▸ Try it:
Without the images, set down each entry exactly.

(Dataset rows describing interfaces)
····················

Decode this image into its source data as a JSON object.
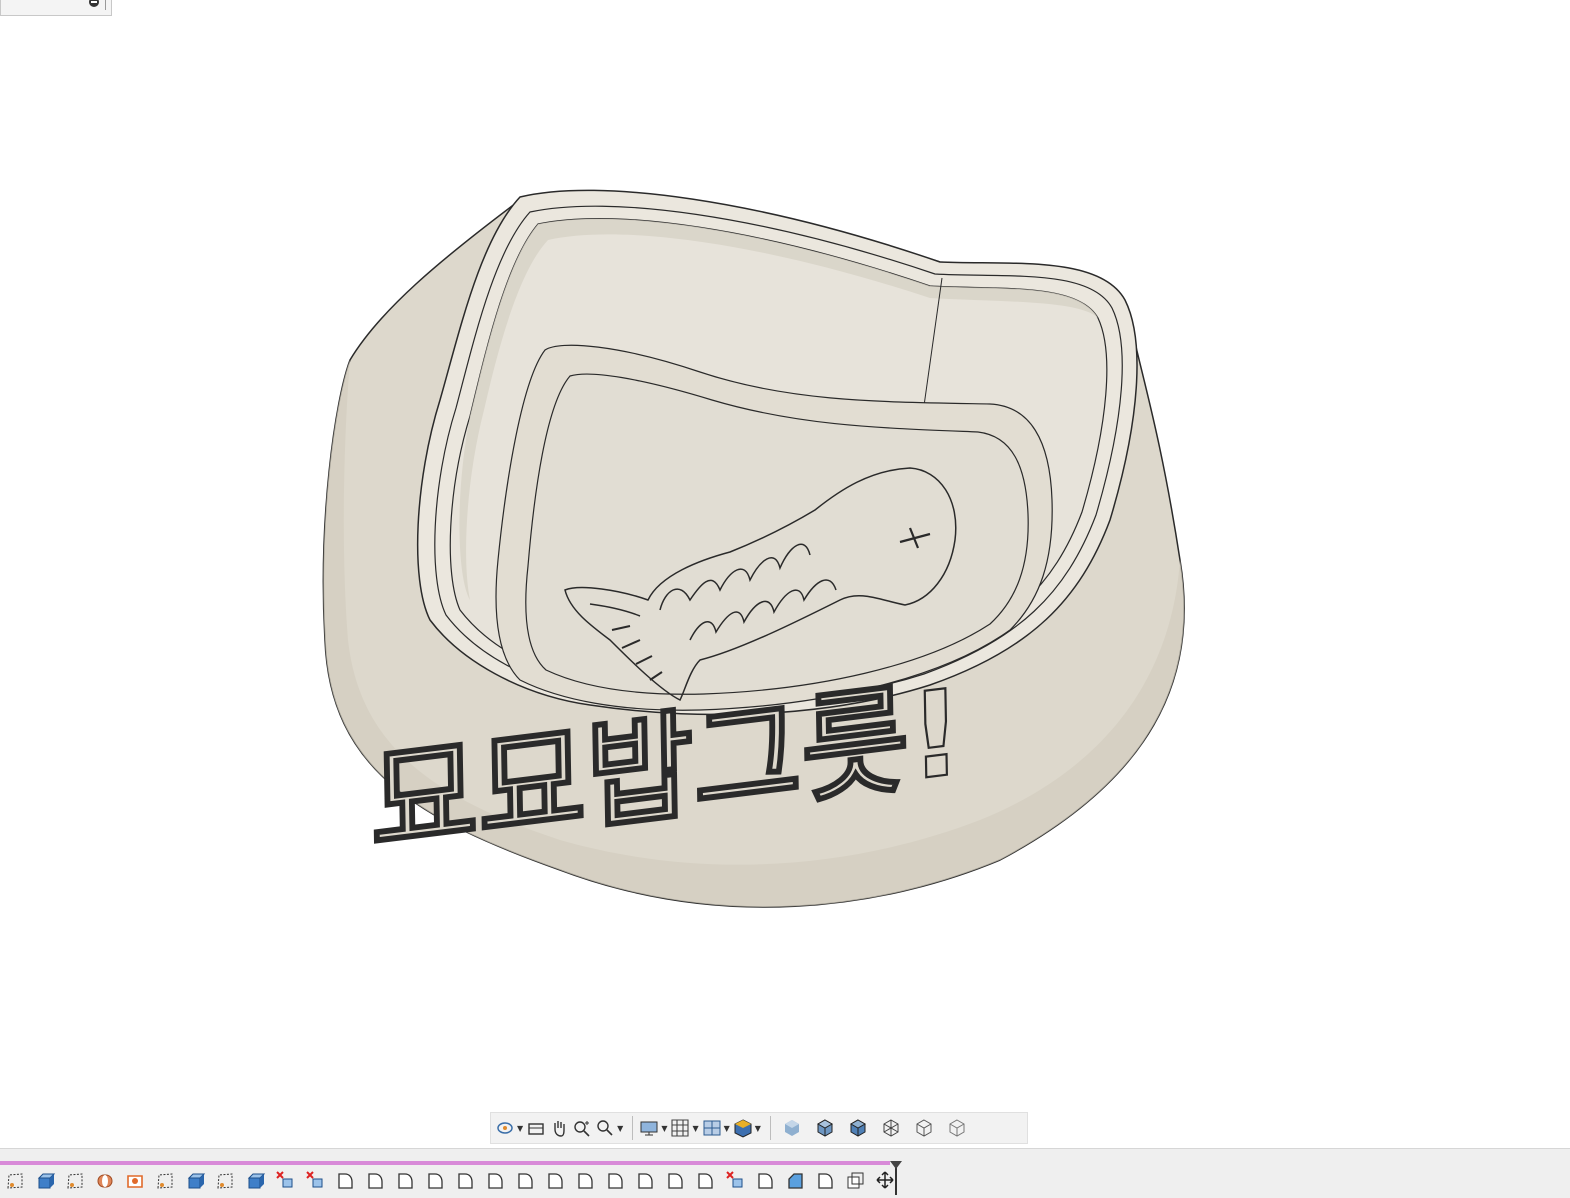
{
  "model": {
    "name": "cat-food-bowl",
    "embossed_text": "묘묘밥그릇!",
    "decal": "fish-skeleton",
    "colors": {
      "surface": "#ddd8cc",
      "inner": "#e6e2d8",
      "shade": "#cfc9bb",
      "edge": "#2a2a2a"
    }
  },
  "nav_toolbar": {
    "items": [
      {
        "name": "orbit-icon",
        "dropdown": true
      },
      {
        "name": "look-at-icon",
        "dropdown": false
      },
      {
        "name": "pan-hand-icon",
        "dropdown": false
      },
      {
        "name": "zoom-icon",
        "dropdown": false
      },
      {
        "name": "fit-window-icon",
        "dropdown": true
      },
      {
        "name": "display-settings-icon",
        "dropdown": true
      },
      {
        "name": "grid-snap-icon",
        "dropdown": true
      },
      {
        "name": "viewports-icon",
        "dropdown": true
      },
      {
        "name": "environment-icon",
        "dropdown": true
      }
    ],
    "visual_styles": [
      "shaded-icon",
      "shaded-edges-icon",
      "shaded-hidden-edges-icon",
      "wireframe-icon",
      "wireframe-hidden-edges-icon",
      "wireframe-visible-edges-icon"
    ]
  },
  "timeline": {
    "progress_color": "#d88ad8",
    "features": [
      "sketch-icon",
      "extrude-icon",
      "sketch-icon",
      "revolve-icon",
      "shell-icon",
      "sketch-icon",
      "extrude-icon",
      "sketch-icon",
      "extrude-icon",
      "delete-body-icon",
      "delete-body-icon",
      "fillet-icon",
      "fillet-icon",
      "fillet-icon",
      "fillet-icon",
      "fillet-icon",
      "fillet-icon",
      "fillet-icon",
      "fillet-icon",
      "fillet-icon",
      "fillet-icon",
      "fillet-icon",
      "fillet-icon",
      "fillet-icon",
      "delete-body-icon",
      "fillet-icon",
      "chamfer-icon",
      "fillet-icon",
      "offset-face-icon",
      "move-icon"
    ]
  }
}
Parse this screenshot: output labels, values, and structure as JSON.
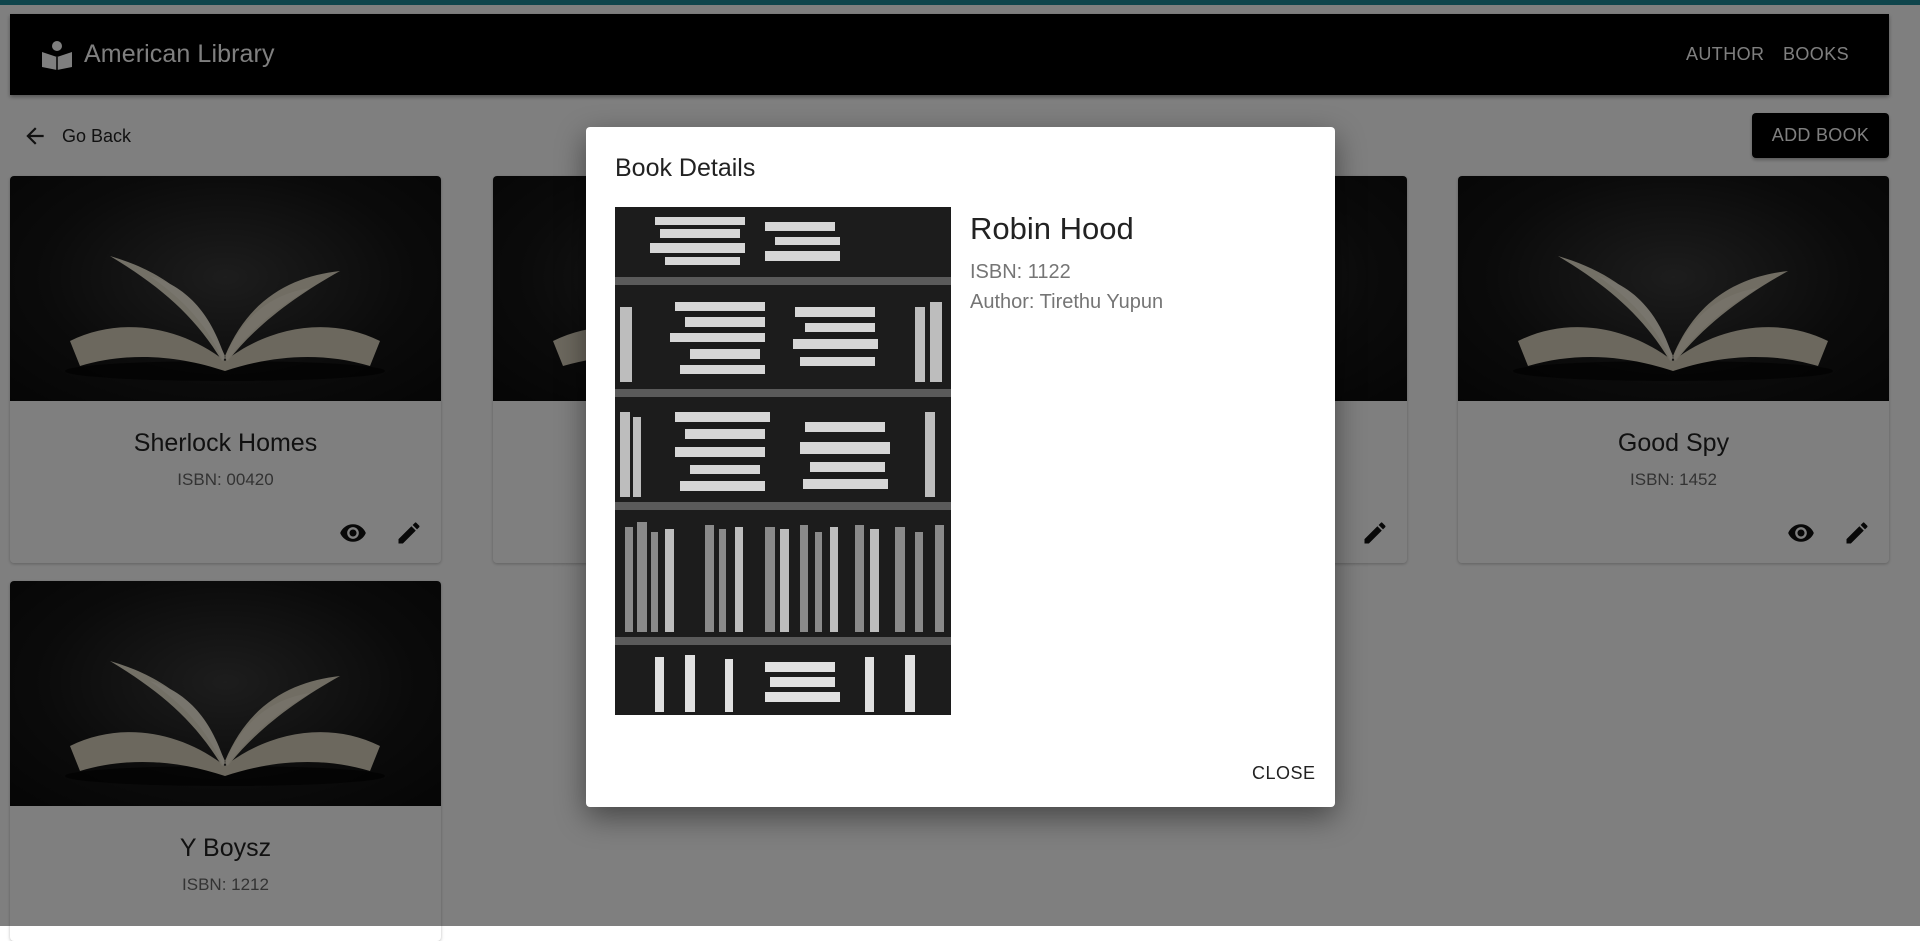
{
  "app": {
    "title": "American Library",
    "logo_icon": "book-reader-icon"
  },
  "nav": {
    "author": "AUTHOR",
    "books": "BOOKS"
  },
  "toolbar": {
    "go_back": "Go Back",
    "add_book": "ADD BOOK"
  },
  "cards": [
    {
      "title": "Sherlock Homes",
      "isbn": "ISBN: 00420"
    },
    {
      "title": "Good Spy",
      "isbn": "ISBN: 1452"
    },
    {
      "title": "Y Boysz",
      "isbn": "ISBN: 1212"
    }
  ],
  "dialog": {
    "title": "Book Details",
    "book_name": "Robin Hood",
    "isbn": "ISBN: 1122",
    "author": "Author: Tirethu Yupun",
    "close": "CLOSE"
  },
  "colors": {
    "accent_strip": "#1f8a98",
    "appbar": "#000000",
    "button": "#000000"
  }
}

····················

▸ Reply to the exercise:
Decode this image into its source data as a JSON object.
{
  "model": {
    "name": "cat-food-bowl",
    "embossed_text": "묘묘밥그릇!",
    "decal": "fish-skeleton",
    "colors": {
      "surface": "#ddd8cc",
      "inner": "#e6e2d8",
      "shade": "#cfc9bb",
      "edge": "#2a2a2a"
    }
  },
  "nav_toolbar": {
    "items": [
      {
        "name": "orbit-icon",
        "dropdown": true
      },
      {
        "name": "look-at-icon",
        "dropdown": false
      },
      {
        "name": "pan-hand-icon",
        "dropdown": false
      },
      {
        "name": "zoom-icon",
        "dropdown": false
      },
      {
        "name": "fit-window-icon",
        "dropdown": true
      },
      {
        "name": "display-settings-icon",
        "dropdown": true
      },
      {
        "name": "grid-snap-icon",
        "dropdown": true
      },
      {
        "name": "viewports-icon",
        "dropdown": true
      },
      {
        "name": "environment-icon",
        "dropdown": true
      }
    ],
    "visual_styles": [
      "shaded-icon",
      "shaded-edges-icon",
      "shaded-hidden-edges-icon",
      "wireframe-icon",
      "wireframe-hidden-edges-icon",
      "wireframe-visible-edges-icon"
    ]
  },
  "timeline": {
    "progress_color": "#d88ad8",
    "features": [
      "sketch-icon",
      "extrude-icon",
      "sketch-icon",
      "revolve-icon",
      "shell-icon",
      "sketch-icon",
      "extrude-icon",
      "sketch-icon",
      "extrude-icon",
      "delete-body-icon",
      "delete-body-icon",
      "fillet-icon",
      "fillet-icon",
      "fillet-icon",
      "fillet-icon",
      "fillet-icon",
      "fillet-icon",
      "fillet-icon",
      "fillet-icon",
      "fillet-icon",
      "fillet-icon",
      "fillet-icon",
      "fillet-icon",
      "fillet-icon",
      "delete-body-icon",
      "fillet-icon",
      "chamfer-icon",
      "fillet-icon",
      "offset-face-icon",
      "move-icon"
    ]
  }
}
Parse this screenshot: output labels, values, and structure as JSON.
{
  "app": {
    "title": "American Library",
    "logo_icon": "book-reader-icon"
  },
  "nav": {
    "author": "AUTHOR",
    "books": "BOOKS"
  },
  "toolbar": {
    "go_back": "Go Back",
    "add_book": "ADD BOOK"
  },
  "cards": [
    {
      "title": "Sherlock Homes",
      "isbn": "ISBN: 00420"
    },
    {
      "title": "Good Spy",
      "isbn": "ISBN: 1452"
    },
    {
      "title": "Y Boysz",
      "isbn": "ISBN: 1212"
    }
  ],
  "dialog": {
    "title": "Book Details",
    "book_name": "Robin Hood",
    "isbn": "ISBN: 1122",
    "author": "Author: Tirethu Yupun",
    "close": "CLOSE"
  },
  "colors": {
    "accent_strip": "#1f8a98",
    "appbar": "#000000",
    "button": "#000000"
  }
}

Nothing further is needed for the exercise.